Task directions: A faithful copy of all the data below, please; leave no line out.

.....

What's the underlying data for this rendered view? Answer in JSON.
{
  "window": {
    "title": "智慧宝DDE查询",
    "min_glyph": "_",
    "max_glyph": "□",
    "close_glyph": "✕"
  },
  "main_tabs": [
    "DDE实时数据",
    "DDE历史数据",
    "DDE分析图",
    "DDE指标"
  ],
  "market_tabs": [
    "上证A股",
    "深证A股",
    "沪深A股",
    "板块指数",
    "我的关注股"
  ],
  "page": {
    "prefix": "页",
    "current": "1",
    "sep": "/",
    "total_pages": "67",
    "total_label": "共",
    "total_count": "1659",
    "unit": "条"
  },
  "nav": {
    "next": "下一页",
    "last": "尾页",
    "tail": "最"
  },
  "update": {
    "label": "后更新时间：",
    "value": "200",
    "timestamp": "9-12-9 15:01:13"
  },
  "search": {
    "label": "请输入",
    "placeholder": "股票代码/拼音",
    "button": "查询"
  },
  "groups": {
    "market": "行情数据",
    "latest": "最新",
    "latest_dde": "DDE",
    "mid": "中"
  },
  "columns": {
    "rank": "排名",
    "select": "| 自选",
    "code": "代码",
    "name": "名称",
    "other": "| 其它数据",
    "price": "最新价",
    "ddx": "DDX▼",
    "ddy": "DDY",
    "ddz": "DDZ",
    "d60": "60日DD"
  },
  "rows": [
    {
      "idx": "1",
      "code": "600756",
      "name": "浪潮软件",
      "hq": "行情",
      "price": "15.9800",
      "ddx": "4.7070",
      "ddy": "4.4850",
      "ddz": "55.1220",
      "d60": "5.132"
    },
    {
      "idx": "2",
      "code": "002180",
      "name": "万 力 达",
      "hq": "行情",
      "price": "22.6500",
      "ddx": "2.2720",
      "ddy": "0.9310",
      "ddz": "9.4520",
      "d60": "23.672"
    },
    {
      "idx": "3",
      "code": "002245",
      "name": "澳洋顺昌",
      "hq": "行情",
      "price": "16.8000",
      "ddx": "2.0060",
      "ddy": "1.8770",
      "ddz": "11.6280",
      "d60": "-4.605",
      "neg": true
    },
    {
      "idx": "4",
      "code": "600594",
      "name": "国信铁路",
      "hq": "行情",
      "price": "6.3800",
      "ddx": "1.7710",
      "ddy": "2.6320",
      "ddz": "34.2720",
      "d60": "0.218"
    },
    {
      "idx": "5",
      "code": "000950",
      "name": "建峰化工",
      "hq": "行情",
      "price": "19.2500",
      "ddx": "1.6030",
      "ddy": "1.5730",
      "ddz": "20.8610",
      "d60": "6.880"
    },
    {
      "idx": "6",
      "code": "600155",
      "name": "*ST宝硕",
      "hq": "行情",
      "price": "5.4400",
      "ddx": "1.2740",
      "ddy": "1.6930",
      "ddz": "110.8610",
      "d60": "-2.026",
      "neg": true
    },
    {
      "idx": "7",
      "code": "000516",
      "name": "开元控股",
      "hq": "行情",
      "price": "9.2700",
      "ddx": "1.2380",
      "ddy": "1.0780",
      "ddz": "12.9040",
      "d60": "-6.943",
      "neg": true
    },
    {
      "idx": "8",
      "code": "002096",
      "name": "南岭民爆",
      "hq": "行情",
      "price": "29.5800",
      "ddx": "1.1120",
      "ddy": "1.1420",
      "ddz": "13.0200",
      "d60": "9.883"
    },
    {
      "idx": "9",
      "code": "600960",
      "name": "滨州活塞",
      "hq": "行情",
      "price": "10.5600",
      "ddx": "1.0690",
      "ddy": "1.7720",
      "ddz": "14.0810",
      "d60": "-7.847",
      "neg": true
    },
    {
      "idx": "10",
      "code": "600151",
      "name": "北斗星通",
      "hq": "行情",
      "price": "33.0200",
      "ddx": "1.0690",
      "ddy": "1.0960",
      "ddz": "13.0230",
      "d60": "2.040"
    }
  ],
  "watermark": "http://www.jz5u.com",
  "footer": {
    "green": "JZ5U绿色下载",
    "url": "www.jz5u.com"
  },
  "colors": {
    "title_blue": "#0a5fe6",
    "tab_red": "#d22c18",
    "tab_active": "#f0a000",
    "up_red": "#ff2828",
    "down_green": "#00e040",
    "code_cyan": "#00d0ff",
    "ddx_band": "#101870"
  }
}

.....

Output of the task:
What's the underlying data for this rendered view? Answer in JSON.
{
  "window": {
    "title": "智慧宝DDE查询",
    "min_glyph": "_",
    "max_glyph": "□",
    "close_glyph": "✕"
  },
  "main_tabs": [
    "DDE实时数据",
    "DDE历史数据",
    "DDE分析图",
    "DDE指标"
  ],
  "market_tabs": [
    "上证A股",
    "深证A股",
    "沪深A股",
    "板块指数",
    "我的关注股"
  ],
  "page": {
    "prefix": "页",
    "current": "1",
    "sep": "/",
    "total_pages": "67",
    "total_label": "共",
    "total_count": "1659",
    "unit": "条"
  },
  "nav": {
    "next": "下一页",
    "last": "尾页",
    "tail": "最"
  },
  "update": {
    "label": "后更新时间：",
    "value": "200",
    "timestamp": "9-12-9 15:01:13"
  },
  "search": {
    "label": "请输入",
    "placeholder": "股票代码/拼音",
    "button": "查询"
  },
  "groups": {
    "market": "行情数据",
    "latest": "最新",
    "latest_dde": "DDE",
    "mid": "中"
  },
  "columns": {
    "rank": "排名",
    "select": "| 自选",
    "code": "代码",
    "name": "名称",
    "other": "| 其它数据",
    "price": "最新价",
    "ddx": "DDX▼",
    "ddy": "DDY",
    "ddz": "DDZ",
    "d60": "60日DD"
  },
  "rows": [
    {
      "idx": "1",
      "code": "600756",
      "name": "浪潮软件",
      "hq": "行情",
      "price": "15.9800",
      "ddx": "4.7070",
      "ddy": "4.4850",
      "ddz": "55.1220",
      "d60": "5.132"
    },
    {
      "idx": "2",
      "code": "002180",
      "name": "万 力 达",
      "hq": "行情",
      "price": "22.6500",
      "ddx": "2.2720",
      "ddy": "0.9310",
      "ddz": "9.4520",
      "d60": "23.672"
    },
    {
      "idx": "3",
      "code": "002245",
      "name": "澳洋顺昌",
      "hq": "行情",
      "price": "16.8000",
      "ddx": "2.0060",
      "ddy": "1.8770",
      "ddz": "11.6280",
      "d60": "-4.605",
      "neg": true
    },
    {
      "idx": "4",
      "code": "600594",
      "name": "国信铁路",
      "hq": "行情",
      "price": "6.3800",
      "ddx": "1.7710",
      "ddy": "2.6320",
      "ddz": "34.2720",
      "d60": "0.218"
    },
    {
      "idx": "5",
      "code": "000950",
      "name": "建峰化工",
      "hq": "行情",
      "price": "19.2500",
      "ddx": "1.6030",
      "ddy": "1.5730",
      "ddz": "20.8610",
      "d60": "6.880"
    },
    {
      "idx": "6",
      "code": "600155",
      "name": "*ST宝硕",
      "hq": "行情",
      "price": "5.4400",
      "ddx": "1.2740",
      "ddy": "1.6930",
      "ddz": "110.8610",
      "d60": "-2.026",
      "neg": true
    },
    {
      "idx": "7",
      "code": "000516",
      "name": "开元控股",
      "hq": "行情",
      "price": "9.2700",
      "ddx": "1.2380",
      "ddy": "1.0780",
      "ddz": "12.9040",
      "d60": "-6.943",
      "neg": true
    },
    {
      "idx": "8",
      "code": "002096",
      "name": "南岭民爆",
      "hq": "行情",
      "price": "29.5800",
      "ddx": "1.1120",
      "ddy": "1.1420",
      "ddz": "13.0200",
      "d60": "9.883"
    },
    {
      "idx": "9",
      "code": "600960",
      "name": "滨州活塞",
      "hq": "行情",
      "price": "10.5600",
      "ddx": "1.0690",
      "ddy": "1.7720",
      "ddz": "14.0810",
      "d60": "-7.847",
      "neg": true
    },
    {
      "idx": "10",
      "code": "600151",
      "name": "北斗星通",
      "hq": "行情",
      "price": "33.0200",
      "ddx": "1.0690",
      "ddy": "1.0960",
      "ddz": "13.0230",
      "d60": "2.040"
    }
  ],
  "watermark": "http://www.jz5u.com",
  "footer": {
    "green": "JZ5U绿色下载",
    "url": "www.jz5u.com"
  },
  "colors": {
    "title_blue": "#0a5fe6",
    "tab_red": "#d22c18",
    "tab_active": "#f0a000",
    "up_red": "#ff2828",
    "down_green": "#00e040",
    "code_cyan": "#00d0ff",
    "ddx_band": "#101870"
  }
}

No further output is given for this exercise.